(Given information begins)

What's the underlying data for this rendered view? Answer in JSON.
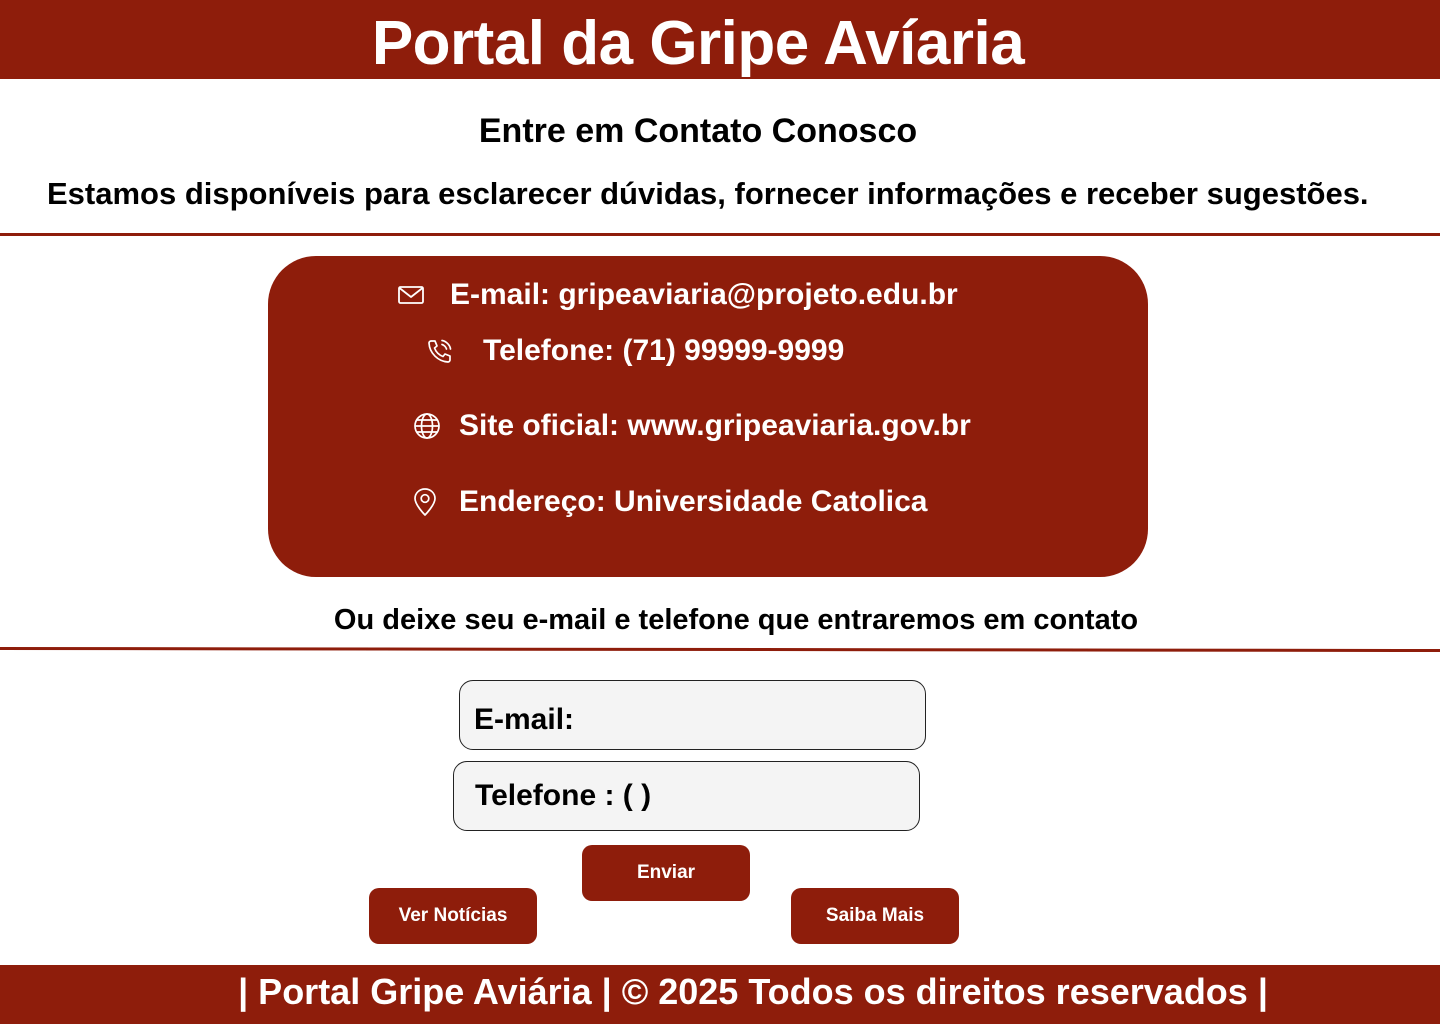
{
  "header": {
    "title": "Portal da Gripe Avíaria"
  },
  "contact_section": {
    "title": "Entre em Contato Conosco",
    "subtitle": "Estamos disponíveis para esclarecer dúvidas, fornecer informações e receber sugestões."
  },
  "contact_card": {
    "items": [
      {
        "icon": "mail-icon",
        "label": "E-mail: gripeaviaria@projeto.edu.br"
      },
      {
        "icon": "phone-icon",
        "label": "Telefone: (71) 99999-9999"
      },
      {
        "icon": "globe-icon",
        "label": "Site oficial: www.gripeaviaria.gov.br"
      },
      {
        "icon": "map-pin-icon",
        "label": "Endereço: Universidade Catolica"
      }
    ]
  },
  "form": {
    "intro": "Ou deixe seu e-mail e telefone que entraremos em contato",
    "email_label": "E-mail:",
    "phone_label": "Telefone : ( )",
    "send_button": "Enviar"
  },
  "buttons": {
    "news": "Ver Notícias",
    "more": "Saiba Mais"
  },
  "footer": {
    "text": "| Portal Gripe Aviária | © 2025 Todos os direitos reservados |"
  },
  "colors": {
    "brand": "#8e1d0b",
    "field_background": "#f4f4f4"
  }
}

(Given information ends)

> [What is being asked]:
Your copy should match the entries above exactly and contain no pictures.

> [Exercise solution]:
What's the underlying data for this rendered view? Answer in JSON.
{
  "header": {
    "title": "Portal da Gripe Avíaria"
  },
  "contact_section": {
    "title": "Entre em Contato Conosco",
    "subtitle": "Estamos disponíveis para esclarecer dúvidas, fornecer informações e receber sugestões."
  },
  "contact_card": {
    "items": [
      {
        "icon": "mail-icon",
        "label": "E-mail: gripeaviaria@projeto.edu.br"
      },
      {
        "icon": "phone-icon",
        "label": "Telefone: (71) 99999-9999"
      },
      {
        "icon": "globe-icon",
        "label": "Site oficial: www.gripeaviaria.gov.br"
      },
      {
        "icon": "map-pin-icon",
        "label": "Endereço: Universidade Catolica"
      }
    ]
  },
  "form": {
    "intro": "Ou deixe seu e-mail e telefone que entraremos em contato",
    "email_label": "E-mail:",
    "phone_label": "Telefone : ( )",
    "send_button": "Enviar"
  },
  "buttons": {
    "news": "Ver Notícias",
    "more": "Saiba Mais"
  },
  "footer": {
    "text": "| Portal Gripe Aviária | © 2025 Todos os direitos reservados |"
  },
  "colors": {
    "brand": "#8e1d0b",
    "field_background": "#f4f4f4"
  }
}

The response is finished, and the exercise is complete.